Which brings me back to ‘let’s go die with him’ and perceptions.
Maybe Thomas was feeling despair.
But for the time being, I’ll stick with my ‘grim determination’ opinion.
What Thomas said, as recorded in John 11, reminds me of the way someone characterized an old-school Norse attitude: ‘the gods are doomed, I stand with the gods.’
I’d say where I read that, but I haven’t been able to track down the quote.
As I said, Thomas is one of my favorite Apostles. Maybe because of the attitude I see in his ‘let’s go die with him’ remark.
But I don’t follow Thomas, or Peter, or John, or any of the other remarkable folks who have decided to follow our Lord.
I follow Jesus because I am convinced that he is who he said he is: the Son of God.
I think that he is human on his mother’s side, came here to save us, and — this is best news ever — defeated death. For all of us. (John 1:1–5, 14, 3:17, 8:58–59; Acts 2:24; Philippians 2:6–8; Catechism, 232-260, 456-478, 529, 631-655, 988-1019)
All of us who are willing to accept his offer of adoption, and that’s yet again another topic.
If this sounds familiar, I’m not surprised.

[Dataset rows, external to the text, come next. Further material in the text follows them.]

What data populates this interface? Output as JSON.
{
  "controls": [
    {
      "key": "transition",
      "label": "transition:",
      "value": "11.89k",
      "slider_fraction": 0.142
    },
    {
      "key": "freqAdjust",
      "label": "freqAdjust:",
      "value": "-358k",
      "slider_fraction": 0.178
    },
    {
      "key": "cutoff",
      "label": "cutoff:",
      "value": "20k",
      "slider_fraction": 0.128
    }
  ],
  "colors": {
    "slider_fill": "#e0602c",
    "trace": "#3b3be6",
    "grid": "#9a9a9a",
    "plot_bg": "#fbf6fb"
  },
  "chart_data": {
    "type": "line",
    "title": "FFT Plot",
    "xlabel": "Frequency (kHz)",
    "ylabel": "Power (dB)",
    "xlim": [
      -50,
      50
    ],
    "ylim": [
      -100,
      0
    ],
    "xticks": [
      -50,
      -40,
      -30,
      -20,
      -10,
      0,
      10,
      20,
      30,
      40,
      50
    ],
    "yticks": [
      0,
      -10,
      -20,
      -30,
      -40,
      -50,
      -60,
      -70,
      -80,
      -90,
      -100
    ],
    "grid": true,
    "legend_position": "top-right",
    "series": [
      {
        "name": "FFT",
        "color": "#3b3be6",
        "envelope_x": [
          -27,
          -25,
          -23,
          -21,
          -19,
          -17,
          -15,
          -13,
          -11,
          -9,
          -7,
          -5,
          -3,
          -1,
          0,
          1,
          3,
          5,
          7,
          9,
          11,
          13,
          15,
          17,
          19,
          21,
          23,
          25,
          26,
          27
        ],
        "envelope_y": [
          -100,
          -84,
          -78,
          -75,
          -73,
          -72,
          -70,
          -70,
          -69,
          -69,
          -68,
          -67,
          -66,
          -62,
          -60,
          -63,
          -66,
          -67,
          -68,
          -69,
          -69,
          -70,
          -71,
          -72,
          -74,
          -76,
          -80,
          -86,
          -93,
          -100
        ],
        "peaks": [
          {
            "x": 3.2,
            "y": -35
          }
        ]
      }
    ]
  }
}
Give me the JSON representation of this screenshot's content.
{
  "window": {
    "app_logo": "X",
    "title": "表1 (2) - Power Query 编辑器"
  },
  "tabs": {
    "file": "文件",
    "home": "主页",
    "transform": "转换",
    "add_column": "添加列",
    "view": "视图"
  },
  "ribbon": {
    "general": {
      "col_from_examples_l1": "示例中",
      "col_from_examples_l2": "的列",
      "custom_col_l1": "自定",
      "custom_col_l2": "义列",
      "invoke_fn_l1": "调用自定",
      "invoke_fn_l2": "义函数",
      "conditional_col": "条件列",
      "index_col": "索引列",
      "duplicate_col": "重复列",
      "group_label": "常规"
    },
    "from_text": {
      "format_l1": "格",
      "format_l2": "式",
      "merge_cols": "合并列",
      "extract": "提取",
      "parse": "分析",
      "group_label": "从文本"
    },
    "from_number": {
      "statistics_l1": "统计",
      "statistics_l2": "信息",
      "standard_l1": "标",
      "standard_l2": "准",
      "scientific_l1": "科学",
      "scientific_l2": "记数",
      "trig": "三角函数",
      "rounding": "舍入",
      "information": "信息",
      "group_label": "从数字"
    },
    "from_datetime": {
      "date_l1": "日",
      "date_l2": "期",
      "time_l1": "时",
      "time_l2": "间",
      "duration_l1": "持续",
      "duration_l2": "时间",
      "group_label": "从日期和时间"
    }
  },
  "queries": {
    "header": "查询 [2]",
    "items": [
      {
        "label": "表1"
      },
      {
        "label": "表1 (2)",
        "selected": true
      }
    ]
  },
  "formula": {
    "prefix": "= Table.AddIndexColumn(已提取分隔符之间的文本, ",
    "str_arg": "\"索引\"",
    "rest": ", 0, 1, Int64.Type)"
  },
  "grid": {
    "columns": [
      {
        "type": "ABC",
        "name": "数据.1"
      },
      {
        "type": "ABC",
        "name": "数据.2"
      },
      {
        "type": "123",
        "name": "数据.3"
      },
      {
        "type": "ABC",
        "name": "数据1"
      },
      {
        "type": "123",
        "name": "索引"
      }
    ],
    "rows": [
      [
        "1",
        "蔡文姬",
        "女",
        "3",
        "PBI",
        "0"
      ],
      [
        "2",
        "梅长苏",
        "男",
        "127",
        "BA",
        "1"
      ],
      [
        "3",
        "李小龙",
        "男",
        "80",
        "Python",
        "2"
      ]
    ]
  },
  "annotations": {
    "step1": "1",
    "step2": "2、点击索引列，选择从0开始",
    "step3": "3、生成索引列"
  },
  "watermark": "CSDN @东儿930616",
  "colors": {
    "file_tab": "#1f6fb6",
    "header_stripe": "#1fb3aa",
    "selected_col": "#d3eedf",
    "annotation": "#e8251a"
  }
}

I’ve talked about it before:
- “Jesus, Human on His Mother’s Side: the Incarnation”
(December 25, 2021)
- “Jesus, the Ultimate Alpha: a Personal View”
(April 4, 2021)
- “Holy Week: Top of the Charts to Lethal Fiasco”
(March 28, 2021)
- “Something Wonderful”
(April 9, 2020)
- “Jesus Didn’t Stay Dead”
(April 21, 2019)
- What is Easter?
April 17, 2022 — June 5, 2022
Prayer & Worship, USCCB (United States Conference of Catholic Bishops)
- General Audience
Pope Francis (April8, 2020)
- Homily of the Pope John Paul II
Palm Sunday (March 23, 1997)
- “Masada: A heroic last stand against Rome”
Jodi Magness, Princeton University Press (June 17, 2020)
- Periodization: The Second Temple Period
Michael Zank, Professor of Religion, Boston University
- doubting thomas
US English, Oxford English Dictionary, Lexico.com
- Festivals in ancient Egypt
Digital Egypt for Universities, UCL, London’s Global University
- Processional Routes and Festivals
Digital Karnkak, UC Santa Cruz
UCLA Encyclopedia of Egyptology
- Procession, Proclamation of the Gospel
Archdiocese of Baltimore
- Untitled (Easter Parade)
Adolf Dehn (ca. 1940-1949) Smithsonian American Art Museum
- Spring Fashions and Parades on Easter Sunday
UC Press Blog (March 20, 2016)
- “Egg Cetera #6: Hunting for the world’s oldest decorated eggs”
Brian Stewart, News, University of Cambridge (April 10, 2012) text & video